Passing along spirituality to others can be fraught with many pitfalls and misconceptions. We must never try to force or convince, yet must still be open to those who are curious and seeking– especially when the seekers are the children in our lives.
Notice the approach this parent chooses with her preteen.
Recognizing spiritual development is an ongoing process, here’s a story about how one mom handled a difficult question from her 12-year-old. Your answer, and any alternative viewpoints you cite, might have been different, as you’d be speaking from your own beliefs.
“So Mom, do you think there’s a hell?”
The question came out of nowhere, as far as I could tell. We had a movie on and it was paused for a bathroom break. This is when my son decides to ask me about hell.
I’m not the first one to notice the earnest way children talk about and ask about God. They are curious. After all, they can hear about God almost every day. On the playground, at the park, at the zoo, basically anywhere people are talking: Oh my God. Oh God, no! Goddammit! I swear to God….
They are curious about this. Children want to talk about and ask about God.
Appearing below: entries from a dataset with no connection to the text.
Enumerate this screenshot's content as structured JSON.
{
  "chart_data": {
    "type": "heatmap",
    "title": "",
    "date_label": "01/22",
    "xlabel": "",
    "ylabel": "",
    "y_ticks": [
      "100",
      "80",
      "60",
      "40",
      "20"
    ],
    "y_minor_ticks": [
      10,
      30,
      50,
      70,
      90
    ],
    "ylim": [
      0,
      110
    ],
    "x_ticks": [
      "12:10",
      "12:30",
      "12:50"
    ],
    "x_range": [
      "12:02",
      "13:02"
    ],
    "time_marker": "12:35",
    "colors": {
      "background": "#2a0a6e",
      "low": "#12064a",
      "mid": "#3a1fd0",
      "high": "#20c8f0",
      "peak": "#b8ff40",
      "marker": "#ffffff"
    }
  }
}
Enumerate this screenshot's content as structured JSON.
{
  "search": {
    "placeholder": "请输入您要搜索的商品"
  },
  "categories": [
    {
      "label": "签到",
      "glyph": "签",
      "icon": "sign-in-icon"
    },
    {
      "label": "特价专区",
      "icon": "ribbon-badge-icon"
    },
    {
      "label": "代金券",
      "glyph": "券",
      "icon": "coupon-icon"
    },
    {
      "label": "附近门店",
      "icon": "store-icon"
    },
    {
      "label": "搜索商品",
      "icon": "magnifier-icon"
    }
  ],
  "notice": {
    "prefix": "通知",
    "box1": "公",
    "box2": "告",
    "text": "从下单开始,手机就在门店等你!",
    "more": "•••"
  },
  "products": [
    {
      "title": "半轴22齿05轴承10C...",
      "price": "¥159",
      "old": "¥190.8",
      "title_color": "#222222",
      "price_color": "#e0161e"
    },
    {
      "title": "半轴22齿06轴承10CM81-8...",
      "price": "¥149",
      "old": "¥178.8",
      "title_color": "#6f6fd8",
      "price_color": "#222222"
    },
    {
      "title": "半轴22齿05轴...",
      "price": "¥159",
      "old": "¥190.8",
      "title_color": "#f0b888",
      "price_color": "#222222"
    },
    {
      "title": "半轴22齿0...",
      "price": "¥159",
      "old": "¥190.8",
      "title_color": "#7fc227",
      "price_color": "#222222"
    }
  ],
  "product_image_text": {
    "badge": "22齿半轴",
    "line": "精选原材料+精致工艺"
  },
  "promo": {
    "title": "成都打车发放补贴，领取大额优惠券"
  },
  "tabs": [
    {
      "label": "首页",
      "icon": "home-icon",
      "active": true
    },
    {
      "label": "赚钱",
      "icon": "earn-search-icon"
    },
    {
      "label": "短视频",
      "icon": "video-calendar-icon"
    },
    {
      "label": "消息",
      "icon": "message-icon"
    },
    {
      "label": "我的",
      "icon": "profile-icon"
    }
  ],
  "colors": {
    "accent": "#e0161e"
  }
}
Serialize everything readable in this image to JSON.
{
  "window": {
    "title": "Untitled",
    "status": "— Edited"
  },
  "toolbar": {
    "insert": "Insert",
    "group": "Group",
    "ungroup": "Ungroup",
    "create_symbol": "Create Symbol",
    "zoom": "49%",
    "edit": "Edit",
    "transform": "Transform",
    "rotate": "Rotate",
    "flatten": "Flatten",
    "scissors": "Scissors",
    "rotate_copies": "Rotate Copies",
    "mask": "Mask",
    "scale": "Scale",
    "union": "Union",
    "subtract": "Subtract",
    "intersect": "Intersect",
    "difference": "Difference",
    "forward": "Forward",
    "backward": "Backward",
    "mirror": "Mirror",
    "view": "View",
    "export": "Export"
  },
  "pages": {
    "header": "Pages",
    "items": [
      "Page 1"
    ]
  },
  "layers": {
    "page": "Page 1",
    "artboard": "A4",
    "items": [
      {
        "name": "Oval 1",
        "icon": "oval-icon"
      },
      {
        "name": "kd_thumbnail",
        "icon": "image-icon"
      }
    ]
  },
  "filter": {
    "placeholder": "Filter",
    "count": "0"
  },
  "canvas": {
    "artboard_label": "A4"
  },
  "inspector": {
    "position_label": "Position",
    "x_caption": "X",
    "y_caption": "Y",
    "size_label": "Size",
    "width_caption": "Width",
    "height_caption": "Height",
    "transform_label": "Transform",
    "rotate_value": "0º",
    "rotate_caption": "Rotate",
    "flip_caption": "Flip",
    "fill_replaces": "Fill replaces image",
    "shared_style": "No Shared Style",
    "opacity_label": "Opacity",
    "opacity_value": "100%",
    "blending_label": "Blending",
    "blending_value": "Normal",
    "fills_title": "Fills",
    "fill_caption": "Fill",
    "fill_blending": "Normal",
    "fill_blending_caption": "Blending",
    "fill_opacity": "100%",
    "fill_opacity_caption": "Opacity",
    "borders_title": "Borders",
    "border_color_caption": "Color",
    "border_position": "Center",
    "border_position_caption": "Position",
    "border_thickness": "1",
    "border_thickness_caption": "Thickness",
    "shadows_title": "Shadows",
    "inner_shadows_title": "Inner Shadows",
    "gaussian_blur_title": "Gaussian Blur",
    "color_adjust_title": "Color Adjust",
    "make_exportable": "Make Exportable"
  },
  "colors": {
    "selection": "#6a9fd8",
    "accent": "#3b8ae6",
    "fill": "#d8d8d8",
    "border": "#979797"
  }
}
Who is God? Why can’t I see God? Where does God live and is his mom there? How old is God? Is God a person? Was God born from an Easter egg?